This has been a wine bloggers question since wine blogging began. It’s a topic of conversation both in seminars and outside of them at the annual Wine Blogger Conferences. No one has yet to figure it out, but I now have, after much thought.

I have no such fantasies, by the way, because my wine blog is a personal journey as a wine publicist. I have stories I just want to get out of me… like any kid with a diary. But, there are others who have just started writing about wine, and if this question could be answered for them, they would become eternally grateful and well on their way.

I have a few people that I’ve been discussing this with (behind the scenes) for a very long time… But, no-one has yet to find the answer. It has, however, revealed itself, so I’m going to share. I’m surprised the steps didn’t occur to me sooner. For that, I am regretful. Once I came to the answer, it was a slap on my forehead moment, because…. others have already figured it out.

History First

Storytellers have been writing about wine, since writing was invented. As soon as someone became an expert, that person’s words were revered enough to make money. Magazines and newsletters became the norm.

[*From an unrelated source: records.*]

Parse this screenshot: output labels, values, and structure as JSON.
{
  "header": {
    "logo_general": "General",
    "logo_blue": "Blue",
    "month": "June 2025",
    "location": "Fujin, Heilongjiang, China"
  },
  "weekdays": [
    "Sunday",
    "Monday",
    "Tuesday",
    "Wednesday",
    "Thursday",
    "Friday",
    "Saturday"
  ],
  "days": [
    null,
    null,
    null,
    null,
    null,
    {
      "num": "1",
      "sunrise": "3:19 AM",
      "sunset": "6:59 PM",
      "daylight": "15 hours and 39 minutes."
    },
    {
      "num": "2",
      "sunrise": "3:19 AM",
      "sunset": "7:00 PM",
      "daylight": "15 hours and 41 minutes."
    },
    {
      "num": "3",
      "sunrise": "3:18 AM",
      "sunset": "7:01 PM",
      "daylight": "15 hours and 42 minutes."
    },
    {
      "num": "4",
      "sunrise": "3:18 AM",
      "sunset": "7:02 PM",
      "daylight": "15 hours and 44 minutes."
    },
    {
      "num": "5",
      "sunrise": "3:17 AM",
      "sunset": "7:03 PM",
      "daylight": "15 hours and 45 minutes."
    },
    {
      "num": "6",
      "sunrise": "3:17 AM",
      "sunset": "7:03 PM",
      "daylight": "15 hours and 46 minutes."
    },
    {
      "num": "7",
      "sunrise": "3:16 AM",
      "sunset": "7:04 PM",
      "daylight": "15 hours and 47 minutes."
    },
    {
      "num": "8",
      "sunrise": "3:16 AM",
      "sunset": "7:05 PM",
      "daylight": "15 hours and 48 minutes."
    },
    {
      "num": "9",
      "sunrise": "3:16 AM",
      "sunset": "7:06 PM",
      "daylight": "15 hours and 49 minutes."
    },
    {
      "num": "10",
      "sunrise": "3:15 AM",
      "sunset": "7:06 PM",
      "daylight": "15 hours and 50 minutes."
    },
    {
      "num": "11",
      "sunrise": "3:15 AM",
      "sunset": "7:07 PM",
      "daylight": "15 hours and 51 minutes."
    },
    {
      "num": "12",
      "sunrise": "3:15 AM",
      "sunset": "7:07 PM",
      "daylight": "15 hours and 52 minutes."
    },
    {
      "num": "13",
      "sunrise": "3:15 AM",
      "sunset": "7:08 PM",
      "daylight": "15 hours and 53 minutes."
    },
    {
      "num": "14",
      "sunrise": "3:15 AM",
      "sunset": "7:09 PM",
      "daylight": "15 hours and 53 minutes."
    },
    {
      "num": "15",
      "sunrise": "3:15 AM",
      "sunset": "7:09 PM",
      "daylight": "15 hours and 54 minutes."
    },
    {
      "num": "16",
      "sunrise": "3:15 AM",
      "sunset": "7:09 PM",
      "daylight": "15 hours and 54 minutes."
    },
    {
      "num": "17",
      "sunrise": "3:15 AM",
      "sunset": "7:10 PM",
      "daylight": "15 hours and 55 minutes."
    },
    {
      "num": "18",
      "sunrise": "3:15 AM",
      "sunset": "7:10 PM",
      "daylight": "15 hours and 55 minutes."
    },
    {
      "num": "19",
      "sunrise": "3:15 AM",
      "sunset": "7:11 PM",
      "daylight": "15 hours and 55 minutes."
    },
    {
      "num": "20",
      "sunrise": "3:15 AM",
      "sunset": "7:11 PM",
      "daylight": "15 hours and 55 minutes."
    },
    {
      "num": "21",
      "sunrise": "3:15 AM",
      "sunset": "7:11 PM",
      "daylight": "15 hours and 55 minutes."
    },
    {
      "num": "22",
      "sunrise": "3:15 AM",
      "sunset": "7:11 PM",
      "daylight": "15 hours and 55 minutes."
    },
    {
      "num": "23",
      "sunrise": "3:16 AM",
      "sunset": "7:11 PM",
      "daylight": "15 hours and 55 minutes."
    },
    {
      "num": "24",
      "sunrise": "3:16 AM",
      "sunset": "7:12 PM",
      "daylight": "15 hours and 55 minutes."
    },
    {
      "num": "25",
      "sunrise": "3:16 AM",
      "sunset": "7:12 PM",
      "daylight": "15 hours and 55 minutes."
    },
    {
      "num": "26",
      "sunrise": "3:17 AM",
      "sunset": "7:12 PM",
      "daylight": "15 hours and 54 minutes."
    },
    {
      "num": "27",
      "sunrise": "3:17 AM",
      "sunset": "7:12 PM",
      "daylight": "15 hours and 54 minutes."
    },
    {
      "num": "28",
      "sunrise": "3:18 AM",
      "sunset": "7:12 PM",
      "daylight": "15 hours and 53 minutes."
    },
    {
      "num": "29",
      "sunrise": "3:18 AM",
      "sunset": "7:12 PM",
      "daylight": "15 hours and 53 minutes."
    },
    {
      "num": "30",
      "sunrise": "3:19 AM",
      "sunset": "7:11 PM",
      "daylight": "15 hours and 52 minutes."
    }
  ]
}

Fat Forward to 10 Years Ago

Wine magazines had paid staff writers, many of whom had become pretty famous for their stories and tasting opinions. Subscriptions and advertising were essentially paying their salaries, as their stature grew. And newspaper people… Those who left newspapers, for one reason or another, began to emerge as having their own publications. This included newsletters among their followers; people who respected them and still wanted to read what they had to say about wines they had tasted.

These people are still very influential for wine sales

As much as wine bloggers hate to hear this one, believing that the immediate W.2 responses made their opinions as important as any well established wine writer, it’s ten years later.Wines sales marketing should be proving that; e.g., Jo Blow on her wine blog just said this about our wine… And that statement would have to be hanging off a shelf as a shelf talker. When that happens, wine bloggers will have arrived. It’s not happened yet.

Check out why Costco has a 90-point system for bringing in wines, as does Bristol Farms, as does Total Wine & More, proudly tout their 90 and 90+ scores via the top wine publication or writers’ names… And those points all come from an established wine magazines, newsletters, or writers who have gone off on their own with established history… Like James Suckling and/or Antonio Galloni, for instance.

The people, who have gone off on their own, all have their own websites now. And, you pay to play, if you want to see their scores.

How to monetize your wine blog – seriously

  1. Follow in the footsteps of those who have gone before you, by becoming famous.
    • Spend the next 10-20 years devoted to your craft (The 10 to 20 year range is because there are some who already have some years invested in their blogs.)
      1. Unfortunately, you don’t have the luxury of your forefathers, who were paid for their passion. Sorry, it’s a brave new world, and we bloggers are responsible for that.
      2. Find a job in the wine business, because that will quickly give you the history that you need to become well rounded in all aspects of wine.
      3. Become a Master Sommelier. That’s a guaranteed salary and will shoot you to the front of the wine blogging pack.
  2. Once you’re established, you can then charge for a subscription on your wine blog.
  3. If you’re an established wine writer who has a blog, and you’ve also been wondering how to monetize the time and energy it takes to keep up your public persona, get with the subscription program…
    • Establish your ethical code; e.g.,
      • “No clients wines will be reviewed,” for instance, if you don’t have a wine competition (like so many do already), to bring in additional funds.
      • You don’t have to charge anyone to read “parts” of your Website, like those who have stepped into this pool ahead of you
      • If anyone wants to see those reviews, they’ll have to pay to play.
  4. Voila, you’re a star, and you’ve monetized your wine blog.

Another topic as part of this one

Many a writer has had to become a wine blogger, just to keep current:

  • Stephen Tanzer
  • Jancis Robinson
  • Charlie Olken
  • The list goes on for many of them

The difference is that they already had subscriptions established; so if you don’t, get ‘er done ASAP. This will be inspiration for younger writers… If you can do it, so can they, eventually.